"Legalized same-sex marriage almost certainly benefits those same-sex couples who choose to marry, as well as the children being raised in those homes":

That's the claim made today by Andrew Sullivan Jonathan Rauch David Blankenhorn in an op-ed in the L.A. Times.

It's not a new claim, of course. Same-sex marriage advocates have been making it for years. Nor should it be a controversial one since it's very hard to see how gay marriage would have no effect on gay families and even harder to see how it would hurt them.

What's significant about it is that Blankenhorn is one of the leading public intellectuals opposed to same-sex marriage in this country (and in fact his op-ed goes on to explain why he still opposes it despite the good it will do). While supporters of gay marriage must constantly parry claims of harm, opponents of gay marriage almost never acknowledge the existence of gay families, much less their needs and the ways marriage might help them. The focus has been entirely on the potential cost to heterosexual families, an understandably important -- though not exclusive --consideration in the debate.

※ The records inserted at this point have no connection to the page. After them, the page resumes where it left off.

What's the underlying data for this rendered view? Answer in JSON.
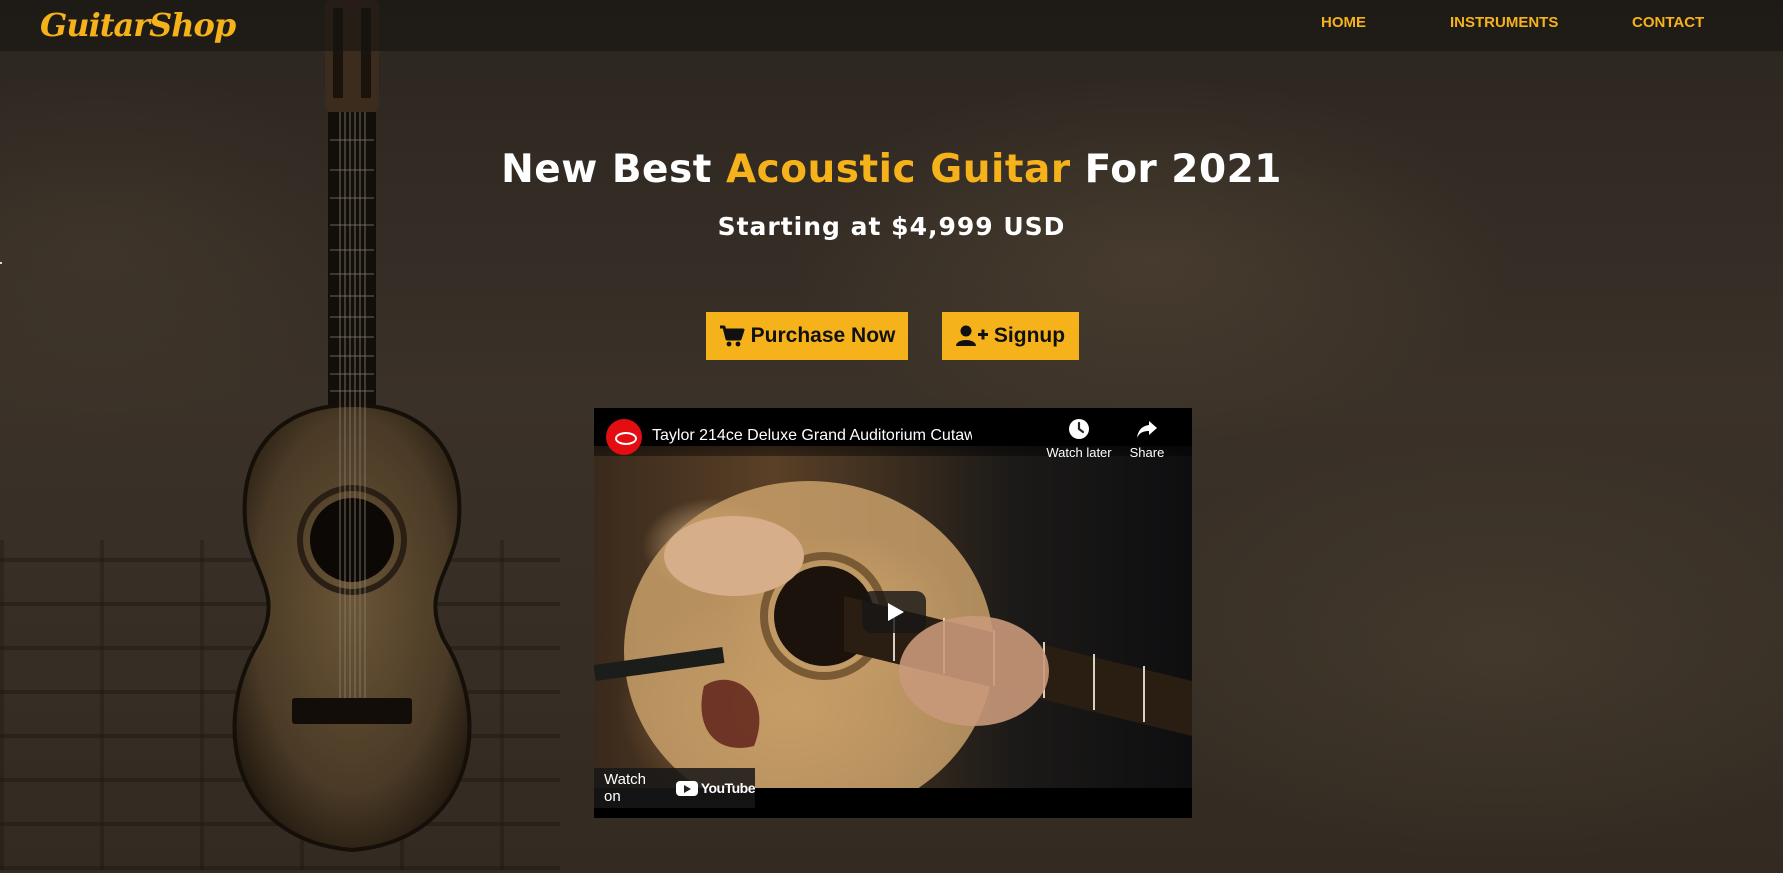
{
  "brand": {
    "name": "GuitarShop"
  },
  "nav": {
    "items": [
      {
        "label": "HOME"
      },
      {
        "label": "INSTRUMENTS"
      },
      {
        "label": "CONTACT"
      }
    ]
  },
  "hero": {
    "headline_pre": "New Best ",
    "headline_accent": "Acoustic Guitar",
    "headline_post": " For 2021",
    "subheadline": "Starting at $4,999 USD",
    "buttons": {
      "purchase": {
        "label": "Purchase Now",
        "icon": "cart-icon"
      },
      "signup": {
        "label": "Signup",
        "icon": "user-plus-icon"
      }
    }
  },
  "video": {
    "title": "Taylor 214ce Deluxe Grand Auditorium Cutaway ...",
    "watch_later_label": "Watch later",
    "share_label": "Share",
    "watch_on_label": "Watch on",
    "youtube_label": "YouTube"
  },
  "colors": {
    "accent": "#f5b21b",
    "navbar": "#1a1714",
    "text": "#ffffff",
    "button_text": "#111111"
  }
}
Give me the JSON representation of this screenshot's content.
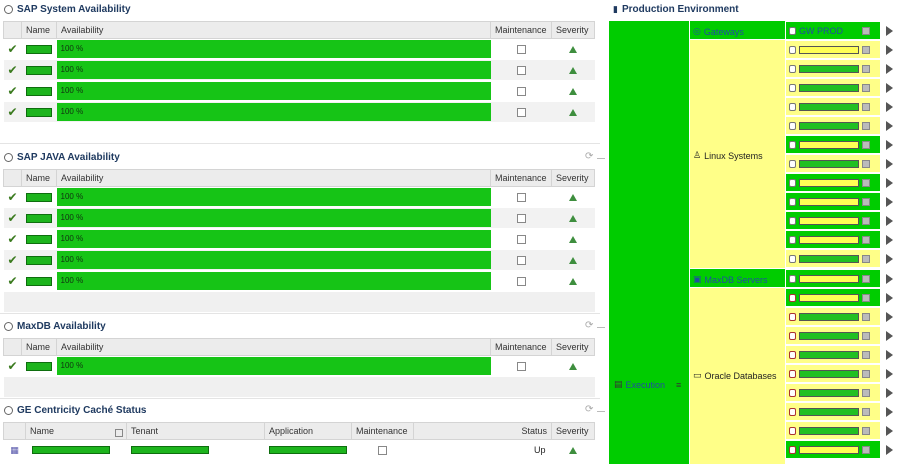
{
  "sap_system": {
    "title": "SAP System Availability",
    "headers": [
      "Name",
      "Availability",
      "Maintenance",
      "Severity"
    ],
    "rows": [
      "100 %",
      "100 %",
      "100 %",
      "100 %"
    ]
  },
  "sap_java": {
    "title": "SAP JAVA Availability",
    "headers": [
      "Name",
      "Availability",
      "Maintenance",
      "Severity"
    ],
    "rows": [
      "100 %",
      "100 %",
      "100 %",
      "100 %",
      "100 %"
    ]
  },
  "maxdb": {
    "title": "MaxDB Availability",
    "headers": [
      "Name",
      "Availability",
      "Maintenance",
      "Severity"
    ],
    "rows": [
      "100 %"
    ]
  },
  "ge_centricity": {
    "title": "GE Centricity Caché Status",
    "headers": [
      "Name",
      "Tenant",
      "Application",
      "Maintenance",
      "Status",
      "Severity"
    ],
    "row_status": "Up"
  },
  "production": {
    "title": "Production Environment",
    "root_label": "Execution",
    "gateways_label": "Gateways",
    "gw_prod_label": "GW PROD",
    "linux_label": "Linux Systems",
    "maxdb_servers_label": "MaxDB Servers",
    "oracle_label": "Oracle Databases"
  },
  "colors": {
    "ok_green": "#16c416",
    "warn_yellow": "#ffff88",
    "title_blue": "#1f3a60"
  }
}
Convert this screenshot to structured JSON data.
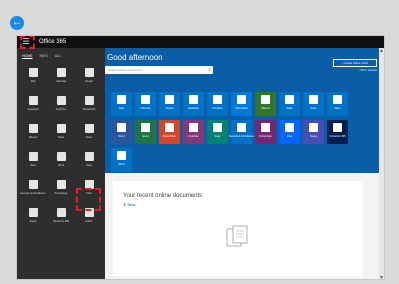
{
  "back_glyph": "←",
  "header": {
    "app_title": "Office 365",
    "menu_glyph": "☰"
  },
  "nav": {
    "tabs": [
      {
        "label": "HOME",
        "active": true
      },
      {
        "label": "INFO",
        "active": false
      },
      {
        "label": "ALL",
        "active": false
      }
    ],
    "rows": [
      [
        {
          "label": "Mail",
          "icon": "mail-icon"
        },
        {
          "label": "Calendar",
          "icon": "calendar-icon"
        },
        {
          "label": "People",
          "icon": "people-icon"
        }
      ],
      [
        {
          "label": "Newsfeed",
          "icon": "newsfeed-icon"
        },
        {
          "label": "OneDrive",
          "icon": "onedrive-icon"
        },
        {
          "label": "SharePoint",
          "icon": "sharepoint-icon"
        }
      ],
      [
        {
          "label": "Planner",
          "icon": "planner-icon"
        },
        {
          "label": "Tasks",
          "icon": "tasks-icon"
        },
        {
          "label": "Delve",
          "icon": "delve-icon"
        }
      ],
      [
        {
          "label": "Video",
          "icon": "video-icon"
        },
        {
          "label": "Word",
          "icon": "word-icon"
        },
        {
          "label": "Sway",
          "icon": "sway-icon"
        }
      ],
      [
        {
          "label": "Security & Compliance",
          "icon": "security-icon"
        },
        {
          "label": "PowerApps",
          "icon": "powerapps-icon"
        },
        {
          "label": "Flow",
          "icon": "flow-icon"
        }
      ],
      [
        {
          "label": "Teams",
          "icon": "teams-icon"
        },
        {
          "label": "Dynamics 365",
          "icon": "dynamics-icon"
        },
        {
          "label": "Admin",
          "icon": "admin-icon"
        }
      ]
    ]
  },
  "main": {
    "greeting": "Good afternoon",
    "search_placeholder": "Search online documents",
    "install_button": "⤓ Install Office 2016",
    "other_installs": "Other installs",
    "tile_rows": [
      [
        {
          "label": "Mail",
          "color": "#0072c6"
        },
        {
          "label": "Calendar",
          "color": "#0072c6"
        },
        {
          "label": "People",
          "color": "#0072c6"
        },
        {
          "label": "Newsfeed",
          "color": "#0072c6"
        },
        {
          "label": "OneDrive",
          "color": "#0072c6"
        },
        {
          "label": "SharePoint",
          "color": "#0078d7"
        },
        {
          "label": "Planner",
          "color": "#31752f"
        },
        {
          "label": "Tasks",
          "color": "#0072c6"
        },
        {
          "label": "Delve",
          "color": "#0072c6"
        },
        {
          "label": "Video",
          "color": "#0072c6"
        }
      ],
      [
        {
          "label": "Word",
          "color": "#2b579a"
        },
        {
          "label": "Excel",
          "color": "#217346"
        },
        {
          "label": "PowerPoint",
          "color": "#d24726"
        },
        {
          "label": "OneNote",
          "color": "#80397b"
        },
        {
          "label": "Sway",
          "color": "#008272"
        },
        {
          "label": "Security & Compliance",
          "color": "#0072c6"
        },
        {
          "label": "PowerApps",
          "color": "#742774"
        },
        {
          "label": "Flow",
          "color": "#0066ff"
        },
        {
          "label": "Teams",
          "color": "#464eb8"
        },
        {
          "label": "Dynamics 365",
          "color": "#002050"
        }
      ],
      [
        {
          "label": "Admin",
          "color": "#0072c6"
        }
      ]
    ],
    "recent_title": "Your recent online documents",
    "new_link": "⊕ New"
  },
  "colors": {
    "accent": "#0a5ea8",
    "highlight": "#e51c23"
  }
}
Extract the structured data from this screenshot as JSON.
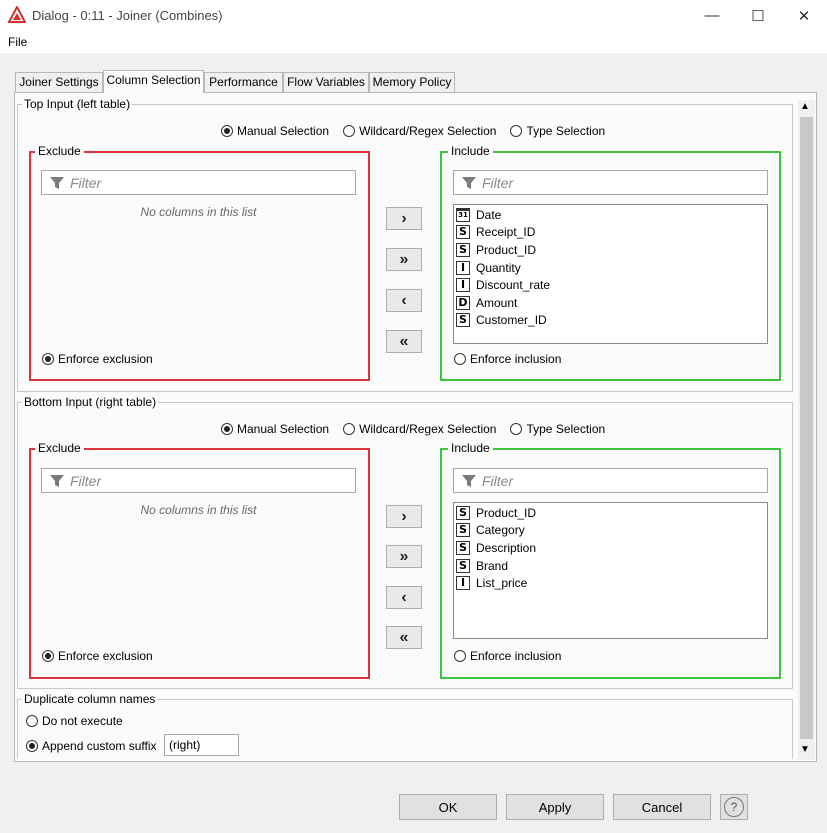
{
  "window": {
    "title": "Dialog - 0:11 - Joiner (Combines)",
    "minimize_glyph": "—",
    "maximize_glyph": "☐",
    "close_glyph": "✕"
  },
  "menu": {
    "file": "File"
  },
  "tabs": [
    "Joiner Settings",
    "Column Selection",
    "Performance",
    "Flow Variables",
    "Memory Policy"
  ],
  "active_tab": "Column Selection",
  "top_input": {
    "title": "Top Input (left table)",
    "modes": [
      "Manual Selection",
      "Wildcard/Regex Selection",
      "Type Selection"
    ],
    "selected_mode": "Manual Selection",
    "exclude": {
      "title": "Exclude",
      "filter_placeholder": "Filter",
      "empty_message": "No columns in this list",
      "enforce_label": "Enforce exclusion",
      "enforce_checked": true
    },
    "include": {
      "title": "Include",
      "filter_placeholder": "Filter",
      "columns": [
        {
          "type": "31",
          "type_icon": "calendar-icon",
          "name": "Date"
        },
        {
          "type": "S",
          "type_icon": "string-type-icon",
          "name": "Receipt_ID"
        },
        {
          "type": "S",
          "type_icon": "string-type-icon",
          "name": "Product_ID"
        },
        {
          "type": "I",
          "type_icon": "integer-type-icon",
          "name": "Quantity"
        },
        {
          "type": "I",
          "type_icon": "integer-type-icon",
          "name": "Discount_rate"
        },
        {
          "type": "D",
          "type_icon": "double-type-icon",
          "name": "Amount"
        },
        {
          "type": "S",
          "type_icon": "string-type-icon",
          "name": "Customer_ID"
        }
      ],
      "enforce_label": "Enforce inclusion",
      "enforce_checked": false
    }
  },
  "bottom_input": {
    "title": "Bottom Input (right table)",
    "modes": [
      "Manual Selection",
      "Wildcard/Regex Selection",
      "Type Selection"
    ],
    "selected_mode": "Manual Selection",
    "exclude": {
      "title": "Exclude",
      "filter_placeholder": "Filter",
      "empty_message": "No columns in this list",
      "enforce_label": "Enforce exclusion",
      "enforce_checked": true
    },
    "include": {
      "title": "Include",
      "filter_placeholder": "Filter",
      "columns": [
        {
          "type": "S",
          "type_icon": "string-type-icon",
          "name": "Product_ID"
        },
        {
          "type": "S",
          "type_icon": "string-type-icon",
          "name": "Category"
        },
        {
          "type": "S",
          "type_icon": "string-type-icon",
          "name": "Description"
        },
        {
          "type": "S",
          "type_icon": "string-type-icon",
          "name": "Brand"
        },
        {
          "type": "I",
          "type_icon": "integer-type-icon",
          "name": "List_price"
        }
      ],
      "enforce_label": "Enforce inclusion",
      "enforce_checked": false
    }
  },
  "move_buttons": {
    "add": "›",
    "add_all": "»",
    "remove": "‹",
    "remove_all": "«"
  },
  "duplicates": {
    "title": "Duplicate column names",
    "option_do_not_execute": "Do not execute",
    "option_append_suffix": "Append custom suffix",
    "selected": "append",
    "suffix_value": "(right)"
  },
  "footer": {
    "ok": "OK",
    "apply": "Apply",
    "cancel": "Cancel",
    "help": "?"
  },
  "colors": {
    "exclude_border": "#d8363a",
    "include_border": "#3ec53e",
    "knime_icon": "#d0342c"
  }
}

Blankenhorn here accepts that forbidding gay marriage itself entails some cost. (In fact, Blankenhorn has previously endorsed civil unions for gay couples, minus marital rights to child-raising.) It's a small breath of fresh air in a debate that has become pretty stale.